Vismay Badhiwala, MD1, John D. Herlihy, IV, MD1, Richard McCallum, MD2, Cecilio M. Hernandez, BS1
1Texas Tech University Health Sciences Center, El Paso, TX; 2Texas Tech University Health Sciences Center, Paul L. Foster School of Medicine, El Paso, TX
Introduction: Plummer-Vinson syndrome (PVS), or Kelly-Patterson syndrome, is a rare condition defined by the classic triad of dysphagia, iron-deficiency anemia, and esophageal webs, and dominated by Caucasian females. The pathophysiology remains unknown although iron deficiency is one theory as well as part of an autoimmune spectrum. We present two patients seen recently meeting criteria for PVS in whom new observations were made.

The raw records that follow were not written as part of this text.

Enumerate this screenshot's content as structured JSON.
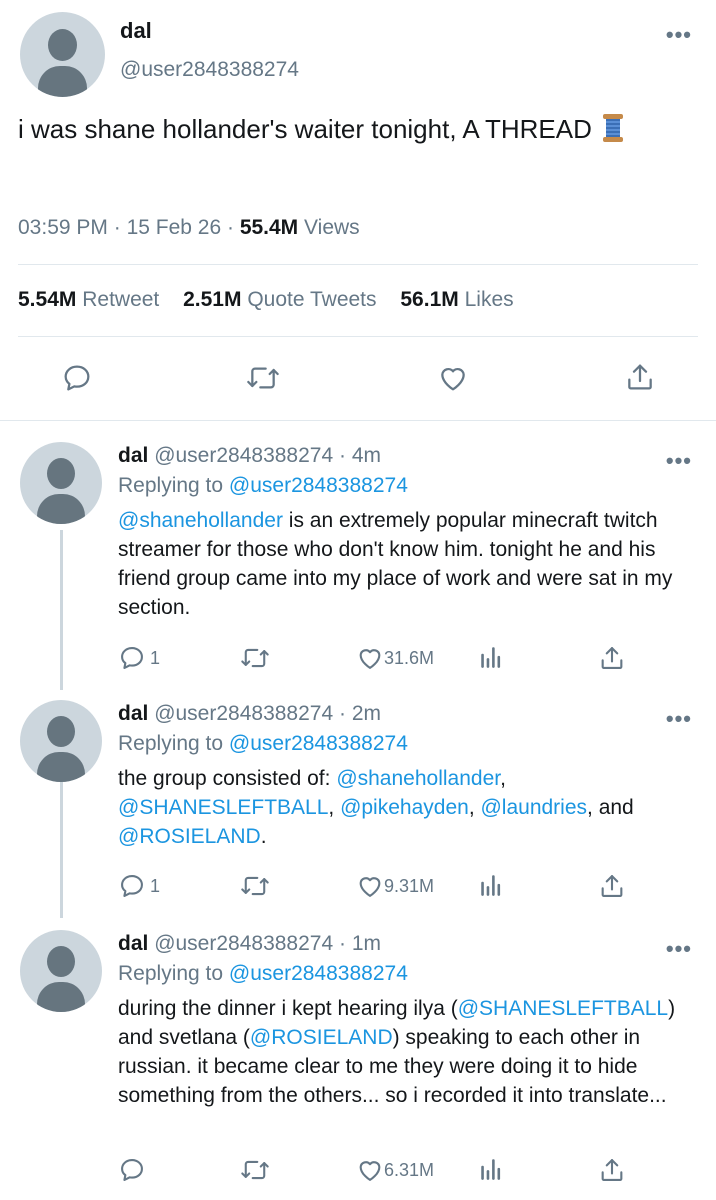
{
  "main": {
    "name": "dal",
    "handle": "@user2848388274",
    "text": "i was shane hollander's waiter tonight, A THREAD",
    "time": "03:59 PM",
    "date": "15 Feb 26",
    "views_count": "55.4M",
    "views_label": "Views",
    "retweets_count": "5.54M",
    "retweets_label": "Retweet",
    "quotes_count": "2.51M",
    "quotes_label": "Quote Tweets",
    "likes_count": "56.1M",
    "likes_label": "Likes"
  },
  "replies": [
    {
      "name": "dal",
      "handle": "@user2848388274",
      "time": "4m",
      "replying_prefix": "Replying to",
      "replying_to": "@user2848388274",
      "reply_count": "1",
      "like_count": "31.6M"
    },
    {
      "name": "dal",
      "handle": "@user2848388274",
      "time": "2m",
      "replying_prefix": "Replying to",
      "replying_to": "@user2848388274",
      "reply_count": "1",
      "like_count": "9.31M"
    },
    {
      "name": "dal",
      "handle": "@user2848388274",
      "time": "1m",
      "replying_prefix": "Replying to",
      "replying_to": "@user2848388274",
      "reply_count": "",
      "like_count": "6.31M"
    }
  ],
  "reply_texts": {
    "r1": {
      "m1": "@shanehollander",
      "t1": " is an extremely popular minecraft twitch streamer for those who don't know him. tonight he and his friend group came into my place of work and were sat in my section."
    },
    "r2": {
      "t1": "the group consisted of: ",
      "m1": "@shanehollander",
      "t2": ", ",
      "m2": "@SHANESLEFTBALL",
      "t3": ", ",
      "m3": "@pikehayden",
      "t4": ", ",
      "m4": "@laundries",
      "t5": ", and ",
      "m5": "@ROSIELAND",
      "t6": "."
    },
    "r3": {
      "t1": "during the dinner i kept hearing ilya (",
      "m1": "@SHANESLEFTBALL",
      "t2": ") and svetlana (",
      "m2": "@ROSIELAND",
      "t3": ") speaking to each other in russian. it became clear to me they were doing it to hide something from the others... so i recorded it into translate..."
    }
  },
  "icons": {
    "more": "more-horizontal-icon",
    "reply": "reply-bubble-icon",
    "retweet": "retweet-icon",
    "like": "heart-icon",
    "analytics": "analytics-bars-icon",
    "share": "share-upload-icon",
    "thread": "spool-of-thread-icon"
  },
  "colors": {
    "link": "#1b95e0",
    "secondary_text": "#657786",
    "primary_text": "#14171a",
    "divider": "#e1e8ed"
  }
}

Case Description/Methods: A 46-year-old Hispanic female with history of hypothyroidism presented with a Hgb of 3 and a ferritin of 16. She reported 2 weeks of fatigue, dyspnea, and constipation without overt bleeding, preceded by several months of dysphagia to solids. She was severely hypothyroid and placed on IV levothyroxine. Barium swallow suggested an esophageal web in the upper esophagus. At esophagogastroduodenoscopy (EGD) both adult and neonatal scopes could not be passed through a tight stenosis at the cricopharyngeus (Figure 1). This was dilated with Savary dilators to 8 mm. She was discharged home on iron supplements and follow up EGD with dilations scheduled.

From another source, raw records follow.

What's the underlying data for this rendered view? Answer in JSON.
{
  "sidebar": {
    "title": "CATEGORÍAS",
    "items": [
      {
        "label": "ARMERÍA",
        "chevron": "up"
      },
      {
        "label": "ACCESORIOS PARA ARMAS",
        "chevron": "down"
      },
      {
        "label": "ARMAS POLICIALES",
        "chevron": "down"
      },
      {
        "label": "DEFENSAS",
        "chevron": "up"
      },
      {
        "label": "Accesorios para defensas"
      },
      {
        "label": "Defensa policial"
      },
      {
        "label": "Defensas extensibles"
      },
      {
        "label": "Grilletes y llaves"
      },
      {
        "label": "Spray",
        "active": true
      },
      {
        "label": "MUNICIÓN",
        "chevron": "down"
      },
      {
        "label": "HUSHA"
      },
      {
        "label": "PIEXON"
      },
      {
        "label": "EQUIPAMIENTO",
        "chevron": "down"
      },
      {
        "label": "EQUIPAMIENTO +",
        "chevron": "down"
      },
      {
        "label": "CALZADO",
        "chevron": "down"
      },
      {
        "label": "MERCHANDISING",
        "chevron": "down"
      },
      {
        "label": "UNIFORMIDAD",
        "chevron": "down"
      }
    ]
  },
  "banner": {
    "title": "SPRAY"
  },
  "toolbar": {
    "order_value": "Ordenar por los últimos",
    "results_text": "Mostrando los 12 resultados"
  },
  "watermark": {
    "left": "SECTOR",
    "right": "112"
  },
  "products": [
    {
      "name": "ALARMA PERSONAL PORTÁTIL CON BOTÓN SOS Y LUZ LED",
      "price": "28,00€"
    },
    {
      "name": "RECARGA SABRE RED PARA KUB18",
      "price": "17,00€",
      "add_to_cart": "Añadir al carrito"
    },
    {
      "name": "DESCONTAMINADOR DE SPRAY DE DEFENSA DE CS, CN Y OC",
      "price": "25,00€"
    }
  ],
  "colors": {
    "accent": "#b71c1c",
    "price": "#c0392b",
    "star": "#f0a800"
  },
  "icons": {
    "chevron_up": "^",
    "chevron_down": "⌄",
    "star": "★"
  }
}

A 55-year-old Hispanic female with history of lupus, a positive ANA, Raynaud's, prior partial thyroidectomy, and chronic anemia was referred to GI clinic for evaluation of chronic dysphagia which had required multiple dilations at an outside facility over the past 18 months without improvement. She had a hgb of 6.7 with iron deficiency without any overt GI bleeding. EGD was performed and showed two benign appearing areas of intrinsic stenosis 15 and 20 cm from the incisors that were smooth and not ulcerated and could not be passed with the adult or pediatric endoscopes (Figure 2). Savary dilators were used to dilate to 11 mm diameter. Patient was placed on iron replacement and a fo llow up EGD was scheduled.

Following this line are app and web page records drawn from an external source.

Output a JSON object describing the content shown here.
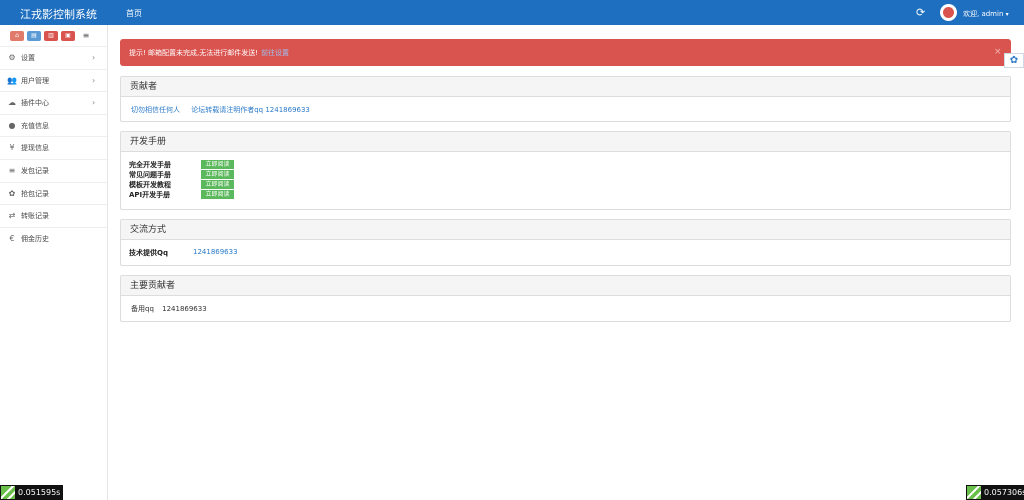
{
  "header": {
    "brand": "江戎影控制系统",
    "nav_home": "首页",
    "refresh_icon": "refresh-icon",
    "user": "欢迎, admin",
    "caret": "▾"
  },
  "shortcuts": {
    "home_icon": "home-icon",
    "doc_icon": "document-icon",
    "trash_icon": "trash-icon",
    "print_icon": "print-icon",
    "list_icon": "list-icon"
  },
  "sidebar": {
    "items": [
      {
        "label": "设置",
        "icon": "⚙",
        "chevron": "›"
      },
      {
        "label": "用户管理",
        "icon": "👥",
        "chevron": "›"
      },
      {
        "label": "插件中心",
        "icon": "☁",
        "chevron": "›"
      },
      {
        "label": "充值信息",
        "icon": "●",
        "chevron": ""
      },
      {
        "label": "提现信息",
        "icon": "¥",
        "chevron": ""
      },
      {
        "label": "发包记录",
        "icon": "≡",
        "chevron": ""
      },
      {
        "label": "抢包记录",
        "icon": "✿",
        "chevron": ""
      },
      {
        "label": "转账记录",
        "icon": "⇄",
        "chevron": ""
      },
      {
        "label": "佣金历史",
        "icon": "€",
        "chevron": ""
      }
    ]
  },
  "alert": {
    "text": "提示! 邮箱配置未完成,无法进行邮件发送!",
    "link": "前往设置",
    "close": "×"
  },
  "float_button_icon": "share-icon",
  "panels": {
    "contributors": {
      "title": "贡献者",
      "link1": "切勿相信任何人",
      "link2": "论坛转载请注明作者qq 1241869633"
    },
    "manual": {
      "title": "开发手册",
      "rows": [
        {
          "label": "完全开发手册",
          "button": "立即阅读"
        },
        {
          "label": "常见问题手册",
          "button": "立即阅读"
        },
        {
          "label": "模板开发教程",
          "button": "立即阅读"
        },
        {
          "label": "API开发手册",
          "button": "立即阅读"
        }
      ]
    },
    "contact": {
      "title": "交流方式",
      "label": "技术提供Qq",
      "value": "1241869633"
    },
    "main_contributors": {
      "title": "主要贡献者",
      "label": "备用qq",
      "value": "1241869633"
    }
  },
  "timers": {
    "left": "0.051595s",
    "right": "0.057306s"
  },
  "colors": {
    "topbar": "#1e6fbf",
    "alert": "#d9534f",
    "button_green": "#5cb85c",
    "link": "#2a7ac8"
  }
}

Discussion: Why PVS is only in females with accompanying iron deficiency anemia and a personal/family history of autoimmune phenomena and now is decreasing in recognition are not clear. The resolution of dysphagia with iron supplementation, could also be explained by the accompanying esophageal dilations restoring oral intake and hence improving iron absorption. Our cases highlight that PVS: 1) is not a true “esophageal web” but rather a tight fibrotic stricture at the level of the upper esophageal sphincter requiring aggressive dilation approach 2) occurs also in Hispanic females presenting with iron deficiency, dysphagia, and an autoimmune picture.
Citation: Vismay Badhiwala, MD; John D. Herlihy, IV, MD; Richard McCallum, MD; Cecilio M. Hernandez, BS. P1202 - PLUMMER-VINSON SYNDROME: A TIME FOR A REDEFINITION AND NEW PERSPECTIVE. Program No. P1202. ACG 2019 Annual Scientific Meeting Abstracts. San Antonio, Texas: American College of Gastroenterology.